=== EXERCISE AIM ===
Give the count of lines in the records that contain the string "photo", and write nothing but that number.

=== SUPPLIED DATA ===

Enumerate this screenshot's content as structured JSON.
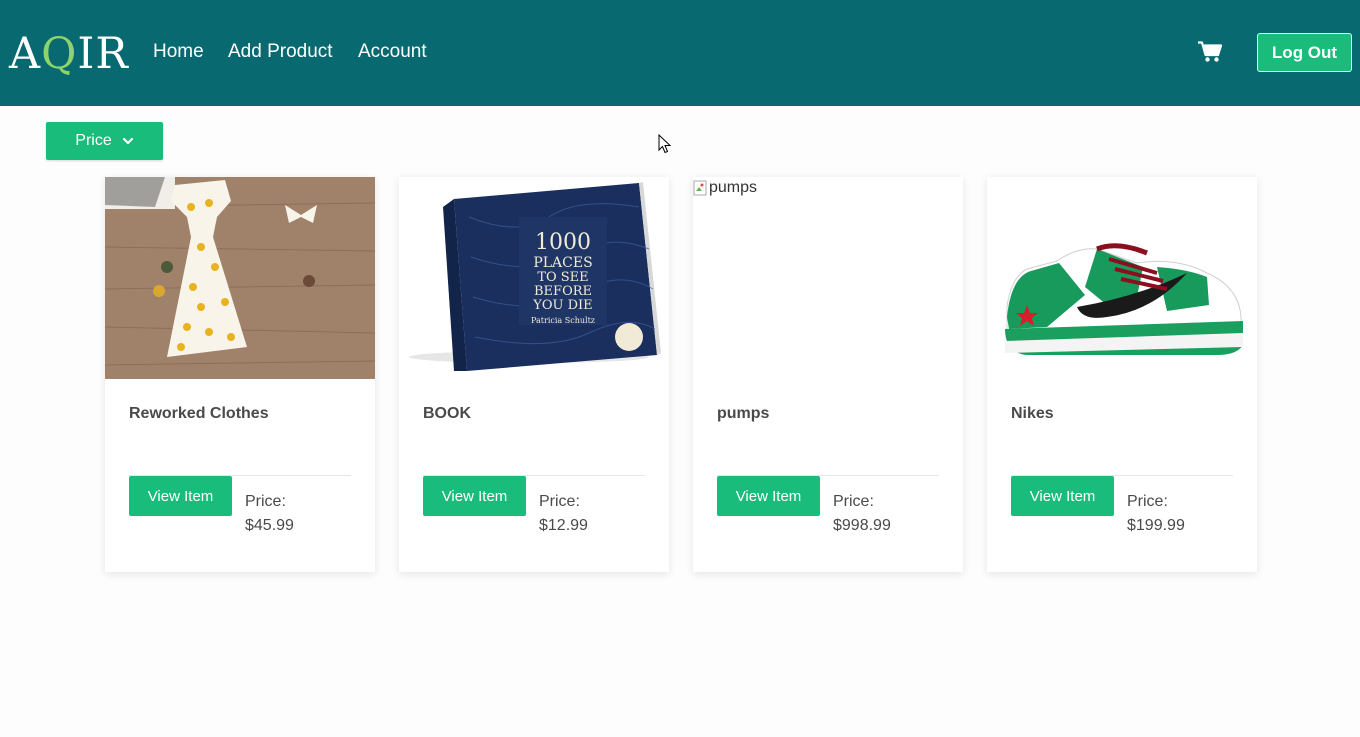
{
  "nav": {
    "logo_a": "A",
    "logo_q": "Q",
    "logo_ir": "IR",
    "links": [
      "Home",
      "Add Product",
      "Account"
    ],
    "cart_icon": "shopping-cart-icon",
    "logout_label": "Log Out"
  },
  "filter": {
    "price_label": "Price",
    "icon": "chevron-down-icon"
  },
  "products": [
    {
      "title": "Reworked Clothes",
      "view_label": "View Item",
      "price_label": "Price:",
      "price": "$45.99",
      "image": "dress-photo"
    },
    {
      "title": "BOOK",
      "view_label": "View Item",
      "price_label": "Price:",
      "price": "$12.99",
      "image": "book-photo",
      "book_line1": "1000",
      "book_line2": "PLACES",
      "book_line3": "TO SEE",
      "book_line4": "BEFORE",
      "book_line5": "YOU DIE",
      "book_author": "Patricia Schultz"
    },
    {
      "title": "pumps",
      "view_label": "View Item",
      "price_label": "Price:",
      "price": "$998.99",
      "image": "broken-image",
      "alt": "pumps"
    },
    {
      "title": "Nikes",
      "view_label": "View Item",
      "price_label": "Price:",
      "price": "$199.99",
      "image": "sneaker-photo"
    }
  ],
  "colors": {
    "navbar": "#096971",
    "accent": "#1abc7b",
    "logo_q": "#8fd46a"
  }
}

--

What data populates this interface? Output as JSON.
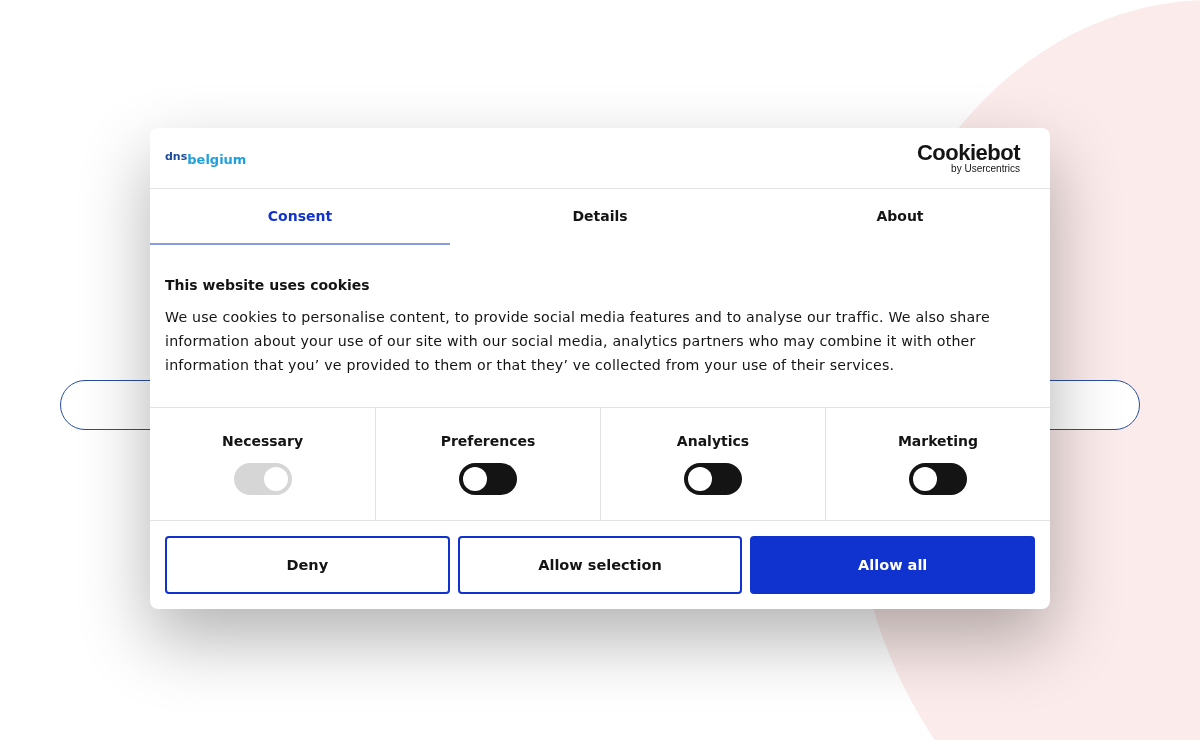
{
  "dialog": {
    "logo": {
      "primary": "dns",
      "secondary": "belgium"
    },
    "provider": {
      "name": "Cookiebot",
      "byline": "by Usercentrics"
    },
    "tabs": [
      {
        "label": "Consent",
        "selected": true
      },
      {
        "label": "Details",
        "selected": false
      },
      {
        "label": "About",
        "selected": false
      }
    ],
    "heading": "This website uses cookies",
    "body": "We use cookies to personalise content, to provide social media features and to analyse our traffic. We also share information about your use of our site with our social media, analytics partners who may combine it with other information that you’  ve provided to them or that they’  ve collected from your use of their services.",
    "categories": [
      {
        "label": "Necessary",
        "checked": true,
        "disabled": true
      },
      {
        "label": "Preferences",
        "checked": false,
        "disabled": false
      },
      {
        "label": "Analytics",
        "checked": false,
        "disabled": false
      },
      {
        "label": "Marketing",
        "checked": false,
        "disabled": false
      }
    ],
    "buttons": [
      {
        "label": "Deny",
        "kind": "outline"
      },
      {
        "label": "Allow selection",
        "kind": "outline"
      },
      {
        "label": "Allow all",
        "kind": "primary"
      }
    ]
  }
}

=== WORKED SOLUTION ===
3